He arrived in the town of Dresden, a beautiful old German city that was not involved in the war materials effort. The inhabitants knew of the bombing raids on other important cities, but Dresden had no preparations or expectation that it would be hit.
It was a sitting duck...
In Vonnegut's words:
There were very few air-raid shelters in town and no war industries, just cigarette factories, hospitals, clarinet factories.
But the Allied bombers did come - and they unleashed on Dresden one of the worst fire bombing raids of the entire war. Over a period of a few days, 1,249 American and British bombers blasted Dresden into oblivion. The firestorm that raged in the city devoured everything in sight. Nearly 25,000 civilians were killed.
And Kurt Vonnegut survived this inferno by hiding out in a chilled meat locker three floors below ground.
When he emerged, he and other surviving prisoners were forced to comb through the rubble and wreckage for bodies - something he called a terribly elaborate Easter egg hunt.
Can you even imagine what kind of horror that would have been? And yet Vonnegut survived three massive brushes with death - getting overrun by the enemy, the train bombing, and a giant firebombing raid.
He died as one of the best American writers of the 20th Century - and he held no faith whatsoever.
I don't begrudge a person of faith seeking meaning and thankfulness in being spared the pain, shock, and possible death of a senseless terrorist attack. It is a most natural thing for religious people to take comfort in their beliefs and like-minded communities during times of tragedy and agony.
I can only say that military history has humbled me and obliterated any such notions. The same is true of most veteran accounts I have read from anyone who was exposed to massive bloodshed in lengthy, merciless combat for any extended amount of time.
Many a God-fearing civilian and religious combat veteran of minor skirmishes may love to cling to that empty adage:
There are no atheists in foxholes.
But I guarantee you that they could never honestly utter that again after reading about the Battle of Verdun, which saw 700,000 casualties in ten months of fighting (The US lost around 58,000 in ten YEARS in Vietnam, for a reference point).
Any military historian who has truly dug into the horrors of bloody offensives in WWI - such as the Somme Offensive, where Great Britain lost 25,000 men on the first DAY of the battle or the Eastern Front and the nasty Pacific island assaults of WWII - will ever speak glibly of faith and God.
In WWI, chaplains were ridiculed and chased off by soldiers, such was the level of indiscriminate carnage.
There was no divine plan. It was hell on Earth.
We will continue to run tours in Europe, being ever mindful of high priority targets, as Paris, London, and Brussels have become.
And we take no issue with good people of faith who live wholesome, charitable lives and are part of the solution to human conflict.
But it is very hard to make sense of a world that has every action, every bit of pain, and every life and death being controlled in intimate detail by a Supreme Being, when you have spent as much time as we have understanding the nature of man, war, and destruction.

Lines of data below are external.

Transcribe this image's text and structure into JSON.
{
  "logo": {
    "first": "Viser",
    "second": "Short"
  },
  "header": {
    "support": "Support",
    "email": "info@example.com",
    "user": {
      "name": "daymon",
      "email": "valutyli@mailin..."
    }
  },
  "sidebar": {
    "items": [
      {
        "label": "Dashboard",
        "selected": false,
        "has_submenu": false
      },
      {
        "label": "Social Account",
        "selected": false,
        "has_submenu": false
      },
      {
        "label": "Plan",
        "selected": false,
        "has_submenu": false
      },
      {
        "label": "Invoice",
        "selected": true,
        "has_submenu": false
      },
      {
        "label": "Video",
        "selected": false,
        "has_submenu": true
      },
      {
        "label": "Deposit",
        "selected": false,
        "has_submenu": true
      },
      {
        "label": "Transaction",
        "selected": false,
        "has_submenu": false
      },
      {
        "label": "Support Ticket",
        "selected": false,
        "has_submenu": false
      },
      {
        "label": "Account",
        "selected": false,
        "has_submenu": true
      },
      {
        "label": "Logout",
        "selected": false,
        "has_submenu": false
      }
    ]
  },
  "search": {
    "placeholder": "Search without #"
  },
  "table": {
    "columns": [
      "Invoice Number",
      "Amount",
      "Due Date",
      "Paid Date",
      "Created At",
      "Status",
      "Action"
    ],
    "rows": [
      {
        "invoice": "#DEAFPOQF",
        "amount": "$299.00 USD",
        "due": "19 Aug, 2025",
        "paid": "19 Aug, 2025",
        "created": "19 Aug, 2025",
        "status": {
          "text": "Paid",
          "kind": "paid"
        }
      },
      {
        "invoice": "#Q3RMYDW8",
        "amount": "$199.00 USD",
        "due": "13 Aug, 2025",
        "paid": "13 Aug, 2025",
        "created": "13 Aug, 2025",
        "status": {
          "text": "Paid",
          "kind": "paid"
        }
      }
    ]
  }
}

Our hearts go out to the victims of the Brussels attacks - as it does for people around the world who are subjected to violence and war-like conditions to this day. Our unwavering support goes out to the men and women who are working around the clock to find these monsters and take them out of our population for good.
We will not continue to run tours out of some false sense of bravado or blinded conviction, either.
But we will continue to run tours to Europe, knowing there are plenty of places that are as safe as the best neighborhood in the United States and remembering the great need that all humans have for travel, interaction, stimulation, and that wonderfully important thing called perspective.
Safe travels to you, my friends.
“Tiger got to hunt, bird got to fly;
Man got to sit and wonder 'why, why, why?'
Tiger got to sleep, bird got to land;
Man got to tell himself he understand.”
― Kurt Vonnegut, Cat's Cradle